Henriette knew the exact spot of the lump in her breast, but when she went to her doctor to inspect it, she could not bring herself to show him where it was. He could not find it either.
She sought a second opinion from another general practitioner, and again she did not point out the exact location of the small, painful-to-touch, concealed lump – tucked away on the outer edge of her left breast.
“That’s how scared I was. I wanted someone to find it. But I didn’t want to be the one to tell them. I was scared of the word ‘cancer’. To me it meant the end of my life,” the 75-year-old says.

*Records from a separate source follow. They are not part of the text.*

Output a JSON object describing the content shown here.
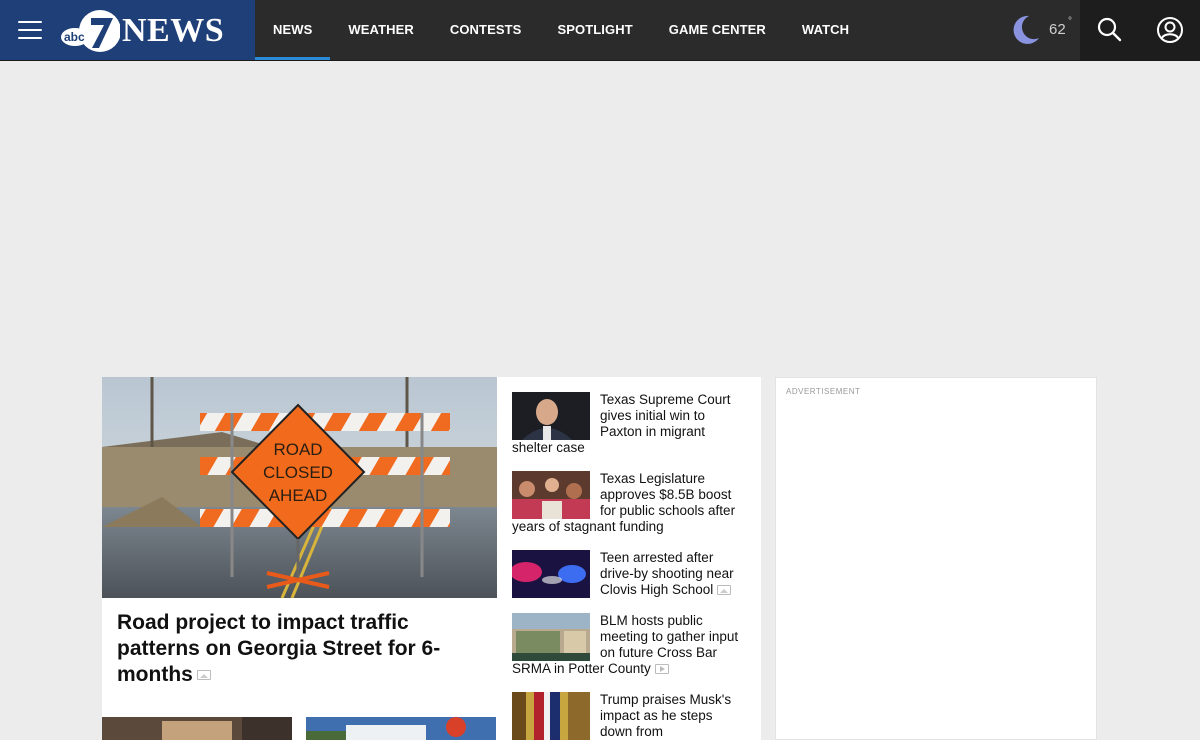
{
  "brand": {
    "logo_text": "NEWS",
    "logo_mark_text": "abc",
    "logo_mark_number": "7",
    "bg_color": "#1e3f78"
  },
  "nav": {
    "items": [
      {
        "label": "NEWS",
        "active": true
      },
      {
        "label": "WEATHER",
        "active": false
      },
      {
        "label": "CONTESTS",
        "active": false
      },
      {
        "label": "SPOTLIGHT",
        "active": false
      },
      {
        "label": "GAME CENTER",
        "active": false
      },
      {
        "label": "WATCH",
        "active": false
      }
    ],
    "active_indicator_color": "#2a8ad6"
  },
  "weather": {
    "icon": "moon-icon",
    "temperature": "62",
    "degree_symbol": "°"
  },
  "tools": {
    "search_icon": "search-icon",
    "account_icon": "account-icon"
  },
  "feature": {
    "headline": "Road project to impact traffic patterns on Georgia Street for 6-months",
    "media_type_icon": "gallery-icon",
    "image_sign_lines": [
      "ROAD",
      "CLOSED",
      "AHEAD"
    ]
  },
  "stories": [
    {
      "title": "Texas Supreme Court gives initial win to Paxton in migrant shelter case",
      "media_icon": ""
    },
    {
      "title": "Texas Legislature approves $8.5B boost for public schools after years of stagnant funding",
      "media_icon": ""
    },
    {
      "title": "Teen arrested after drive-by shooting near Clovis High School",
      "media_icon": "gallery-icon"
    },
    {
      "title": "BLM hosts public meeting to gather input on future Cross Bar SRMA in Potter County",
      "media_icon": "video-icon"
    },
    {
      "title": "Trump praises Musk's impact as he steps down from",
      "media_icon": ""
    }
  ],
  "ad": {
    "label": "ADVERTISEMENT"
  }
}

Henriette, who preferred to remain anonymous, has three daughters and a son and is a grandmother of four. One of her daughters and a 14-year-old granddaughter surprise her by turning up for the interview to support her as she relives a difficult time for the family.
According to research, fear is holding back many Maltese women from getting breast screening, raising the chances of late cancer diagnosis and non-effective treatment.
Women are avoiding screening because of “fear of mastectomy, fear of death, fear of pain, fear of an altered body image and fear of not being with the family,” cancer researcher Danika Marmarà found.
I wanted someone to find it. But I didn’t want to be the one to tell them
Henriette was one of them. She only overcame her fear because her daughters, who were aware of the lump, pushed her to take action.
After a lot of discussions, she set an appointment.
“I went for the ultrasound insisting I didn’t want a mammogram. But, once there, the nurse told me the doctor would not do an ultrasound without a mammogram… So, I thought: OK. Please God help me, I’m going in,” she recalls.
The mammogram did not reveal anything in particular, but an ultrasound revealed the lump Henriette had felt for months.
“I felt relieved. Deep down I always knew. I was just looking for that person who would find it and tell me,” she says, her eyes welling up.
That lump turned out to be a stage one tumour. Last February, she underwent the operation to remove the lump, followed by 15 sessions of radiotherapy.
“After all was said and done, I realised there’s nothing to fear. I encourage everyone to do the mammogram. Go and test yourself; there’s a lot of support.
“Something like this changes the way you look at life. I was one of the lucky ones. I could do something about it even though I’ll be considered cancer-free after five years. I’ll be 80 by then – if I’ll still be around.”
Her teen granddaughter nods. “Yes, she’ll make it to 120 years”. Henriette wipes her eyes: “We had a little cry together this morning,” she says, reaching out for a tissue.